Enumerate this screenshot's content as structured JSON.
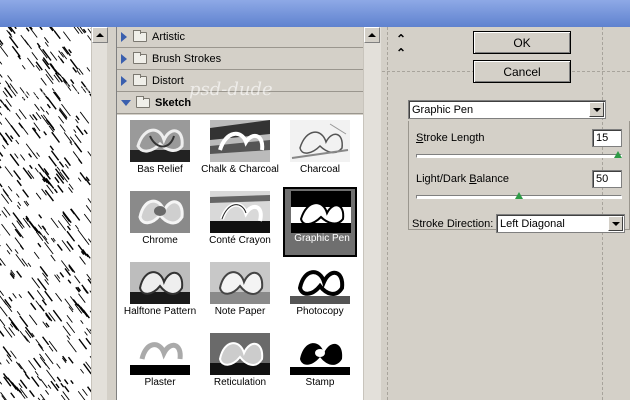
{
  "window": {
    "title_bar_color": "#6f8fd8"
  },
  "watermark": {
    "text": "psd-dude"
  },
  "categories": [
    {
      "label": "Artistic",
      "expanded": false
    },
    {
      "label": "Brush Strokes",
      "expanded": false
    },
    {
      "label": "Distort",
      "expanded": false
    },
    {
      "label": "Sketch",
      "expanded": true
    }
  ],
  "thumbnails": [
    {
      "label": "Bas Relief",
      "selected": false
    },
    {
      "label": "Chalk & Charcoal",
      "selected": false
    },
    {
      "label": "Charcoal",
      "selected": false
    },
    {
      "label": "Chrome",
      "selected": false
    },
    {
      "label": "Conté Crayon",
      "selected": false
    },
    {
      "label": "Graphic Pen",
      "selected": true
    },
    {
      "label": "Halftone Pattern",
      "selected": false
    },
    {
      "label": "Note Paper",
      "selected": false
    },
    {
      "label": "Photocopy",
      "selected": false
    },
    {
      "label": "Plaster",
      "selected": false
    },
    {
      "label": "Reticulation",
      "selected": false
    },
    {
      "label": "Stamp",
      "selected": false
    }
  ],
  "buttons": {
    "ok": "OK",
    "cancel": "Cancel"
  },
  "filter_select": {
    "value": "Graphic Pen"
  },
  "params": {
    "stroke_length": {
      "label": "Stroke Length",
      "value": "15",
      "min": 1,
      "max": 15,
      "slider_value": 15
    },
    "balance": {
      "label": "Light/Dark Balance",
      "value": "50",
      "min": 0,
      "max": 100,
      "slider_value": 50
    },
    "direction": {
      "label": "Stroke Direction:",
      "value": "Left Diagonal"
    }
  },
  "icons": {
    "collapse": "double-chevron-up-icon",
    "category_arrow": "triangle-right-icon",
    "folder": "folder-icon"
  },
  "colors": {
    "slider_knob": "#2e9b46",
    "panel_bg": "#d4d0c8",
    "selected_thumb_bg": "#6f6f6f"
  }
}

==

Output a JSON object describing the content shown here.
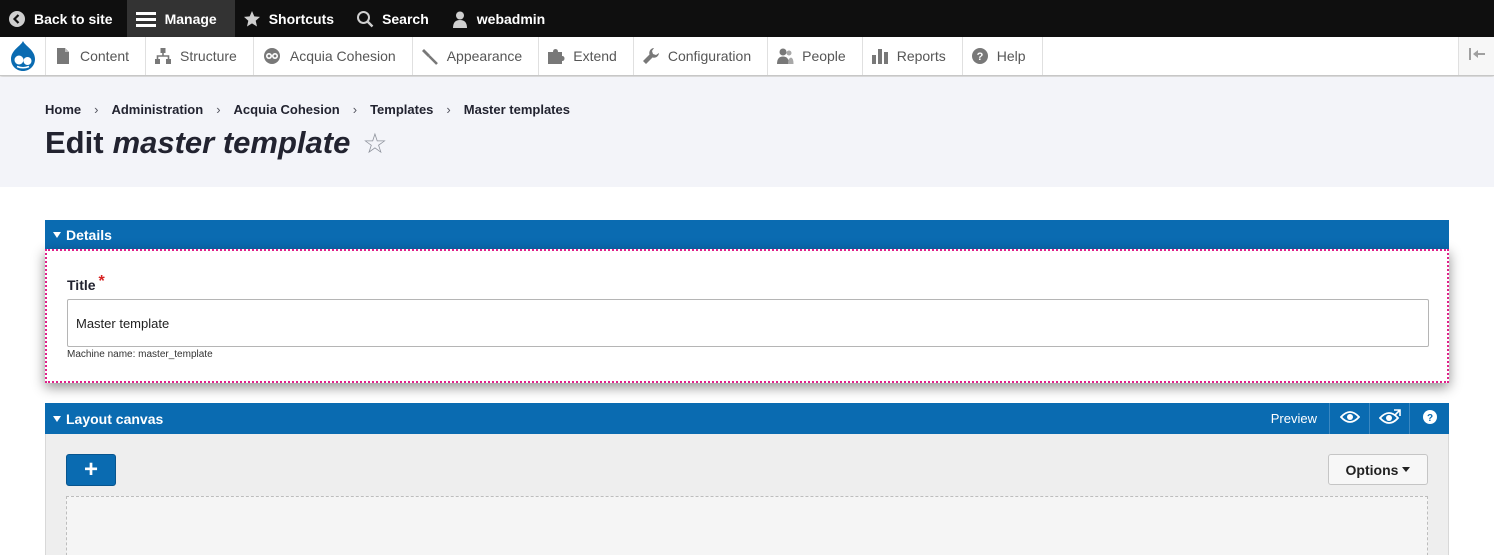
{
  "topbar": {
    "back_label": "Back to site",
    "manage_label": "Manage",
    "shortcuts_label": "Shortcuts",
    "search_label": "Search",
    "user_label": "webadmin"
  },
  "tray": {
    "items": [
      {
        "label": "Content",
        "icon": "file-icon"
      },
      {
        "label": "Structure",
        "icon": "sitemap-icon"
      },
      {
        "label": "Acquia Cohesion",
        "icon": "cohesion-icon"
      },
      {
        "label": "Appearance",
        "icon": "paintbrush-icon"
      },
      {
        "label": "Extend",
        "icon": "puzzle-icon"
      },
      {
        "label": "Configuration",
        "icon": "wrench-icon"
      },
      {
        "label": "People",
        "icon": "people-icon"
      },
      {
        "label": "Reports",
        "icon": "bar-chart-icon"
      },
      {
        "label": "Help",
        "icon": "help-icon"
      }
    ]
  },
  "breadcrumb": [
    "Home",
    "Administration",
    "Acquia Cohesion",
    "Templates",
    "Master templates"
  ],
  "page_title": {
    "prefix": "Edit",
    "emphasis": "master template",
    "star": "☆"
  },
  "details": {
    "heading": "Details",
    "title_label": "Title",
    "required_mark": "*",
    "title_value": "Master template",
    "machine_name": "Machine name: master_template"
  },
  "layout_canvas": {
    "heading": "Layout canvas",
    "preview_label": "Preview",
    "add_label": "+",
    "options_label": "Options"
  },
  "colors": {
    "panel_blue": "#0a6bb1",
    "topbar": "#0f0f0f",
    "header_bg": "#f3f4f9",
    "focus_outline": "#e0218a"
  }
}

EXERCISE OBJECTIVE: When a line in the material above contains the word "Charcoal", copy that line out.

ANSWER TO THIS TASK:
      "label": "Chalk & Charcoal",
      "label": "Charcoal",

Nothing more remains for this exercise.